- [Problem requirements]
Pull every line of the entries that has the word "icon".

- [Records supplied]
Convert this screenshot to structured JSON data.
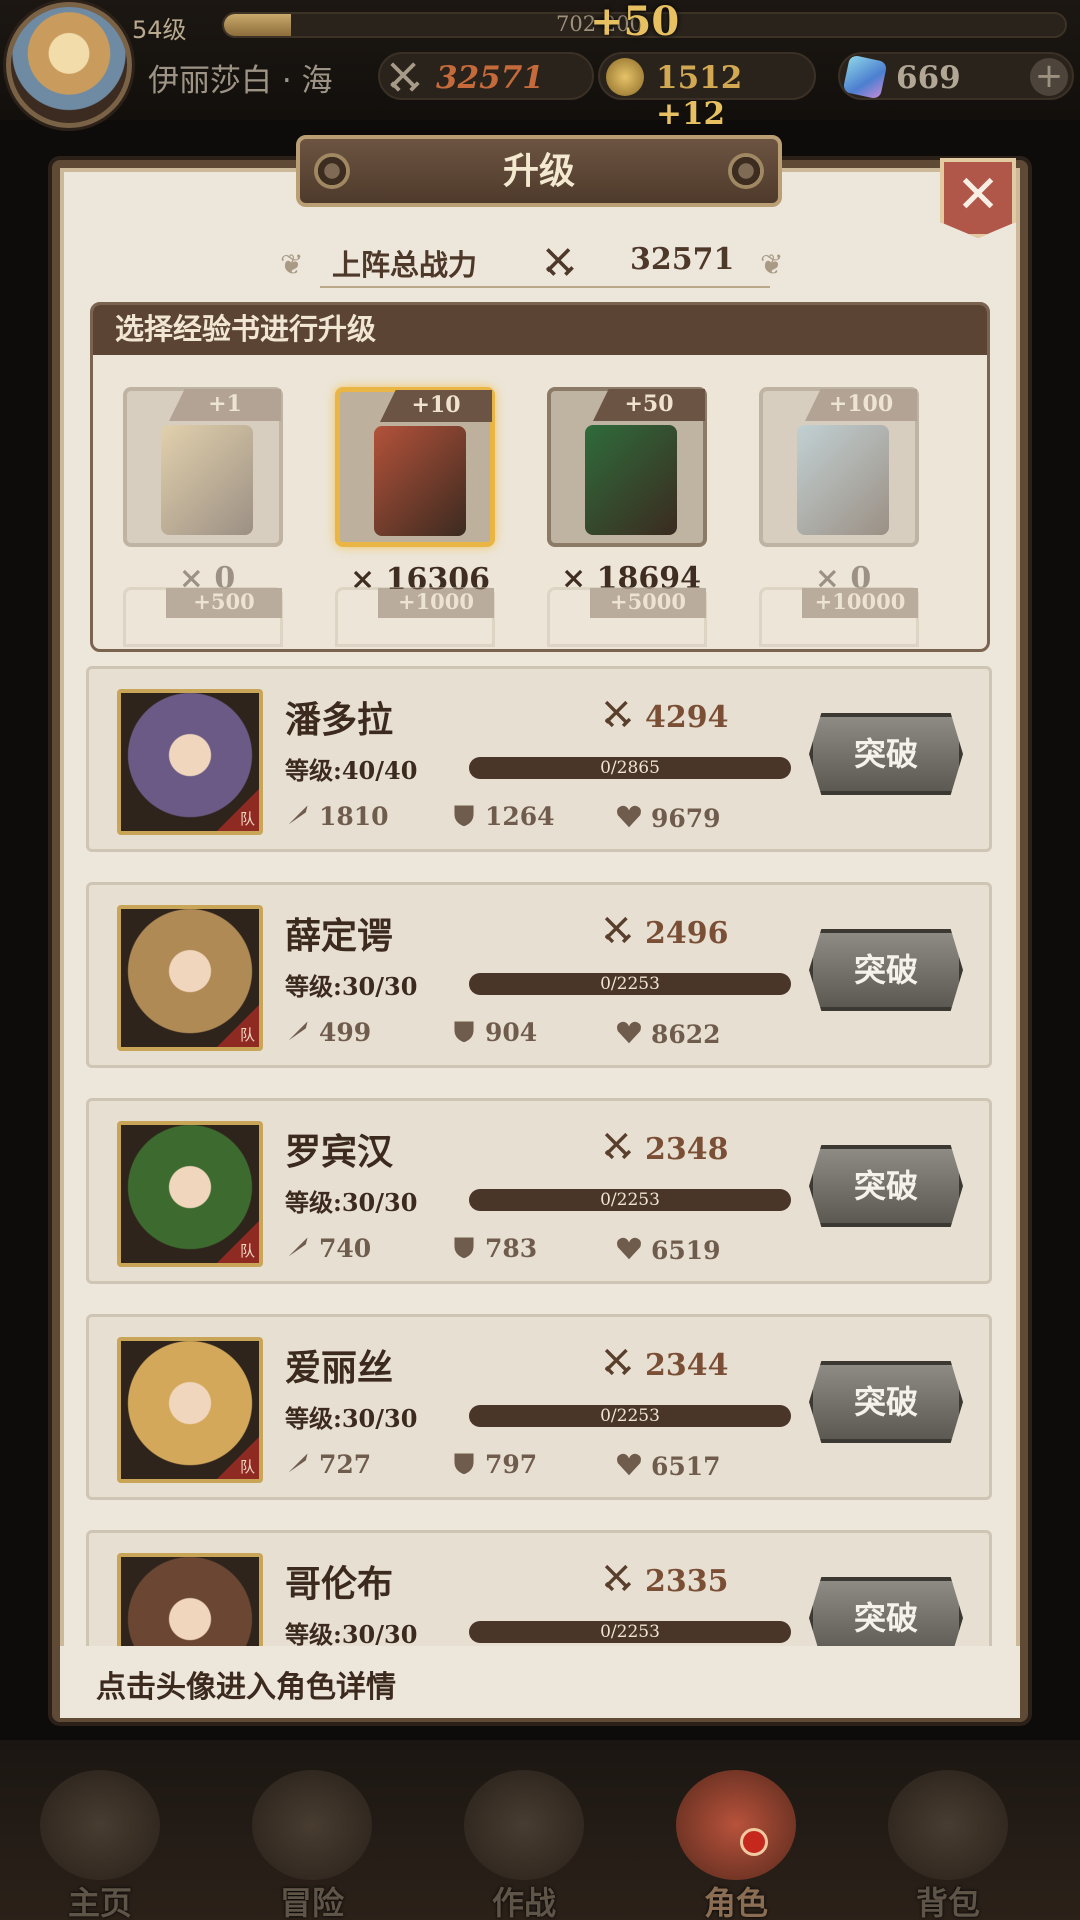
{
  "hud": {
    "level": "54级",
    "xp_text": "702",
    "xp_text2": "200",
    "xp_plus": "+50",
    "xp_progress": 0.08,
    "player_name": "伊丽莎白 · 海",
    "power": "32571",
    "gold": "1512",
    "gold_plus": "+12",
    "gems": "669",
    "gem_add": "+"
  },
  "panel": {
    "title": "升级",
    "close": "✕",
    "total_power_label": "上阵总战力",
    "total_power_value": "32571",
    "books_header": "选择经验书进行升级",
    "books": [
      {
        "tag": "+1",
        "count": "× 0",
        "color": "#d7b979"
      },
      {
        "tag": "+10",
        "count": "× 16306",
        "color": "#b3523a"
      },
      {
        "tag": "+50",
        "count": "× 18694",
        "color": "#2f6c3b"
      },
      {
        "tag": "+100",
        "count": "× 0",
        "color": "#8fb8cf"
      }
    ],
    "more_books": [
      "+500",
      "+1000",
      "+5000",
      "+10000"
    ],
    "footer_hint": "点击头像进入角色详情"
  },
  "heroes": [
    {
      "name": "潘多拉",
      "level": "等级:40/40",
      "power": "4294",
      "xp": "0/2865",
      "atk": "1810",
      "def": "1264",
      "hp": "9679",
      "button": "突破",
      "badge": "队",
      "bg": "#6b5a85"
    },
    {
      "name": "薛定谔",
      "level": "等级:30/30",
      "power": "2496",
      "xp": "0/2253",
      "atk": "499",
      "def": "904",
      "hp": "8622",
      "button": "突破",
      "badge": "队",
      "bg": "#b08a55"
    },
    {
      "name": "罗宾汉",
      "level": "等级:30/30",
      "power": "2348",
      "xp": "0/2253",
      "atk": "740",
      "def": "783",
      "hp": "6519",
      "button": "突破",
      "badge": "队",
      "bg": "#3d6a2e"
    },
    {
      "name": "爱丽丝",
      "level": "等级:30/30",
      "power": "2344",
      "xp": "0/2253",
      "atk": "727",
      "def": "797",
      "hp": "6517",
      "button": "突破",
      "badge": "队",
      "bg": "#d3a85a"
    },
    {
      "name": "哥伦布",
      "level": "等级:30/30",
      "power": "2335",
      "xp": "0/2253",
      "atk": "",
      "def": "",
      "hp": "",
      "button": "突破",
      "badge": "队",
      "bg": "#6b4632"
    }
  ],
  "nav": [
    {
      "label": "主页",
      "icon": "castle-icon"
    },
    {
      "label": "冒险",
      "icon": "adventure-icon"
    },
    {
      "label": "作战",
      "icon": "battle-icon"
    },
    {
      "label": "角色",
      "icon": "character-book-icon",
      "active": true
    },
    {
      "label": "背包",
      "icon": "backpack-icon"
    }
  ],
  "colors": {
    "accent": "#e9b544",
    "panel": "#ede6da",
    "dark": "#5b4434"
  }
}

- [Finished exercise]
      "icon": "castle-icon"
      "icon": "adventure-icon"
      "icon": "battle-icon"
      "icon": "character-book-icon",
      "icon": "backpack-icon"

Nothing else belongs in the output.